**What to do:**
When a record contains an image, skip the image and retype the rest of that record exactly.

(Web page and app entries)
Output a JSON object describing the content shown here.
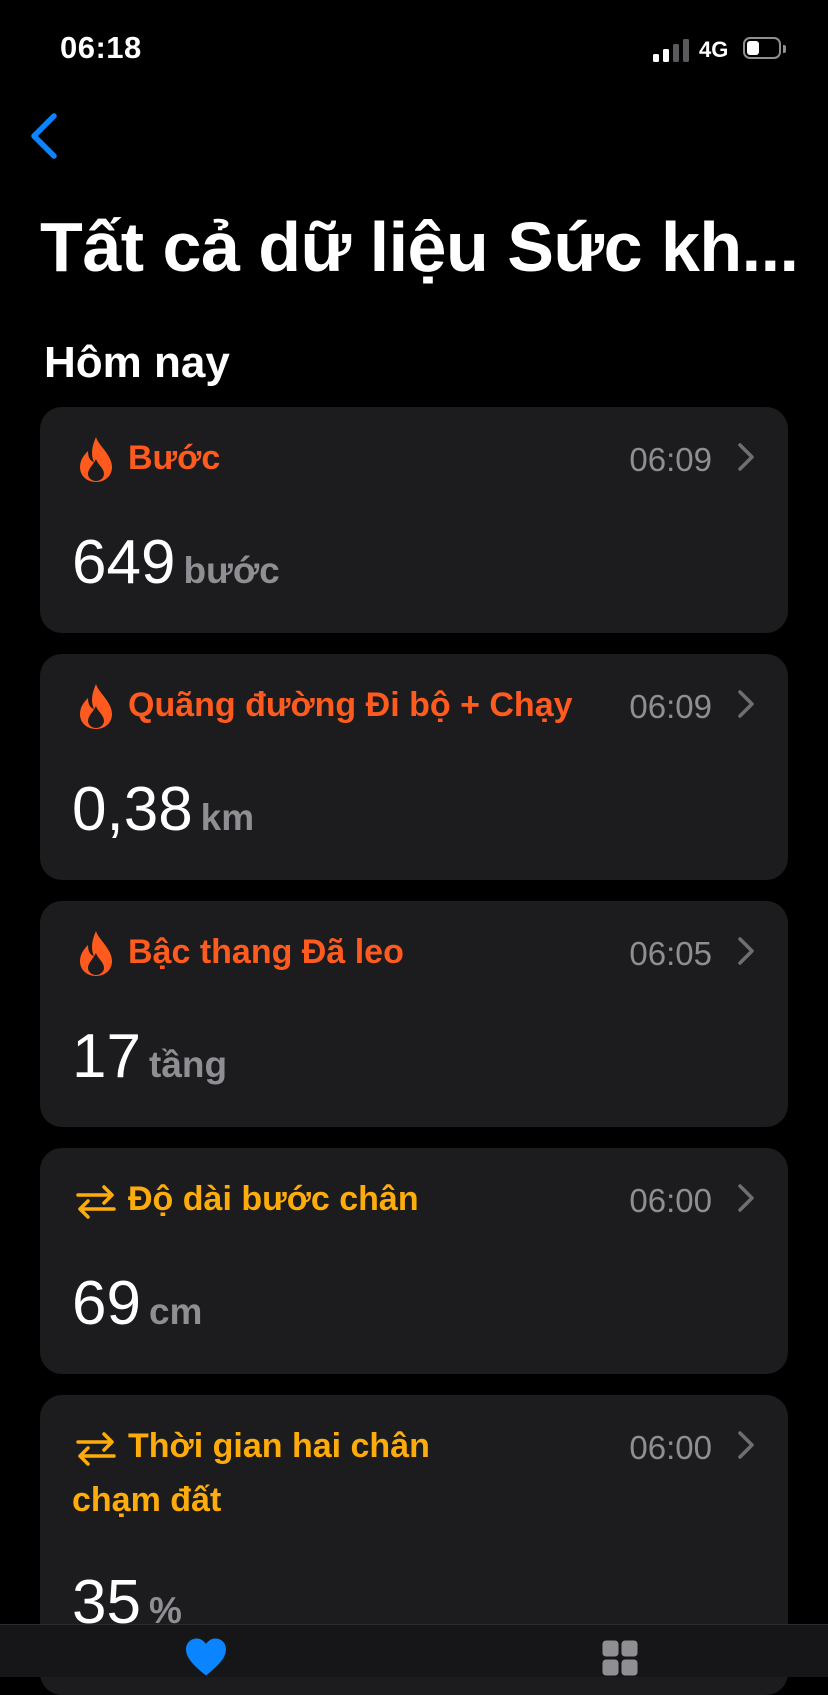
{
  "status_bar": {
    "time": "06:18",
    "network": "4G"
  },
  "nav": {
    "back_icon": "chevron-left-icon"
  },
  "page": {
    "title": "Tất cả dữ liệu Sức kh..."
  },
  "section": {
    "header": "Hôm nay"
  },
  "colors": {
    "activity": "#ff5b1f",
    "mobility": "#fdac0b",
    "secondary": "#8e8e93",
    "card_bg": "#1c1c1e",
    "accent": "#0a84ff"
  },
  "items": [
    {
      "icon": "flame-icon",
      "title": "Bước",
      "time": "06:09",
      "value": "649",
      "unit": "bước"
    },
    {
      "icon": "flame-icon",
      "title": "Quãng đường Đi bộ + Chạy",
      "time": "06:09",
      "value": "0,38",
      "unit": "km"
    },
    {
      "icon": "flame-icon",
      "title": "Bậc thang Đã leo",
      "time": "06:05",
      "value": "17",
      "unit": "tầng"
    },
    {
      "icon": "arrows-left-right-icon",
      "title": "Độ dài bước chân",
      "time": "06:00",
      "value": "69",
      "unit": "cm"
    },
    {
      "icon": "arrows-left-right-icon",
      "title": "Thời gian hai chân chạm đất",
      "time": "06:00",
      "value": "35",
      "unit": "%"
    }
  ],
  "tab_bar": {
    "tabs": [
      {
        "icon": "heart-icon"
      },
      {
        "icon": "grid-icon"
      }
    ]
  }
}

**Response area:**
Output a JSON object describing the content shown here.
{
  "status_bar": {
    "time": "06:18",
    "network": "4G"
  },
  "nav": {
    "back_icon": "chevron-left-icon"
  },
  "page": {
    "title": "Tất cả dữ liệu Sức kh..."
  },
  "section": {
    "header": "Hôm nay"
  },
  "colors": {
    "activity": "#ff5b1f",
    "mobility": "#fdac0b",
    "secondary": "#8e8e93",
    "card_bg": "#1c1c1e",
    "accent": "#0a84ff"
  },
  "items": [
    {
      "icon": "flame-icon",
      "title": "Bước",
      "time": "06:09",
      "value": "649",
      "unit": "bước"
    },
    {
      "icon": "flame-icon",
      "title": "Quãng đường Đi bộ + Chạy",
      "time": "06:09",
      "value": "0,38",
      "unit": "km"
    },
    {
      "icon": "flame-icon",
      "title": "Bậc thang Đã leo",
      "time": "06:05",
      "value": "17",
      "unit": "tầng"
    },
    {
      "icon": "arrows-left-right-icon",
      "title": "Độ dài bước chân",
      "time": "06:00",
      "value": "69",
      "unit": "cm"
    },
    {
      "icon": "arrows-left-right-icon",
      "title": "Thời gian hai chân chạm đất",
      "time": "06:00",
      "value": "35",
      "unit": "%"
    }
  ],
  "tab_bar": {
    "tabs": [
      {
        "icon": "heart-icon"
      },
      {
        "icon": "grid-icon"
      }
    ]
  }
}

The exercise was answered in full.